* Problem statement:
Only the lines that include "cartel" should be copied from the data below.
Segment Start: Data
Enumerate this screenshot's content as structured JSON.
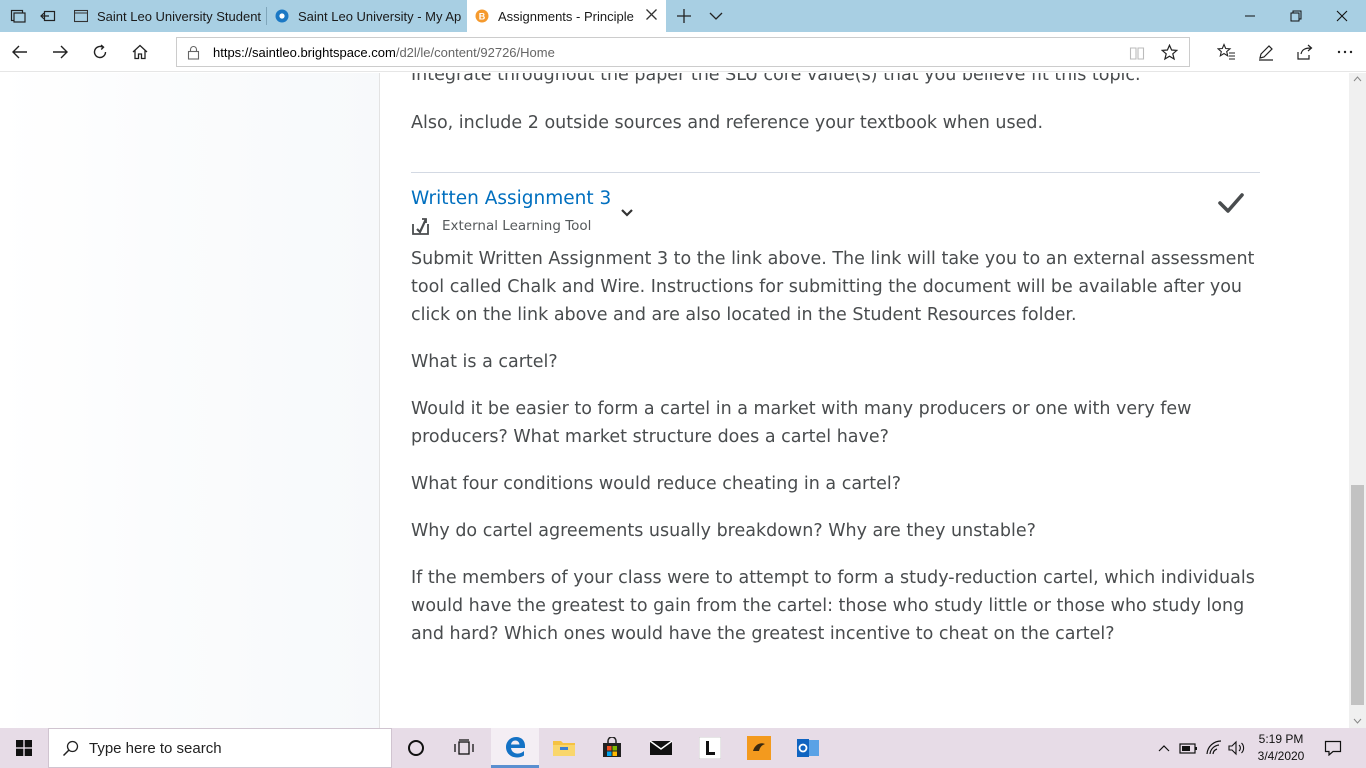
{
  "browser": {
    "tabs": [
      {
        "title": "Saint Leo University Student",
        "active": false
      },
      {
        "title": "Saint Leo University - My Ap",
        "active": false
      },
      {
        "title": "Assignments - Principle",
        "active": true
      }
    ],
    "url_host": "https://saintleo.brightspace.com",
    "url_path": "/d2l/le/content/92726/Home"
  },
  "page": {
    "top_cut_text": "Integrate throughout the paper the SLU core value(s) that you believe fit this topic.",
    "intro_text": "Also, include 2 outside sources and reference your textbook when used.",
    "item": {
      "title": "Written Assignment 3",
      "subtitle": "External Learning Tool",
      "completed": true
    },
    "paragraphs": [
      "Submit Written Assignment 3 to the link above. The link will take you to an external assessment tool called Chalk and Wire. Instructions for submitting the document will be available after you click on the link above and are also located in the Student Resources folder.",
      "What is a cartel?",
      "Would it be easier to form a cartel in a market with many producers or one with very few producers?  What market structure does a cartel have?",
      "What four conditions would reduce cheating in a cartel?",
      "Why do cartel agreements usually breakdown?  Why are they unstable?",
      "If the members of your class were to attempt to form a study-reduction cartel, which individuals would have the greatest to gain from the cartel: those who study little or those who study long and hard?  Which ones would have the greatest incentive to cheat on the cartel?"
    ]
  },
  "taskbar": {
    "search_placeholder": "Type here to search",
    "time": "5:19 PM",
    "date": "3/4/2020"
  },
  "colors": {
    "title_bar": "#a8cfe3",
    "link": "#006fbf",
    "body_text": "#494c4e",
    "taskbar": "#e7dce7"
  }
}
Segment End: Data
* Reply to the exercise:
      "What is a cartel?",
      "Would it be easier to form a cartel in a market with many producers or one with very few producers?  What market structure does a cartel have?",
      "What four conditions would reduce cheating in a cartel?",
      "Why do cartel agreements usually breakdown?  Why are they unstable?",
      "If the members of your class were to attempt to form a study-reduction cartel, which individuals would have the greatest to gain from the cartel: those who study little or those who study long and hard?  Which ones would have the greatest incentive to cheat on the cartel?"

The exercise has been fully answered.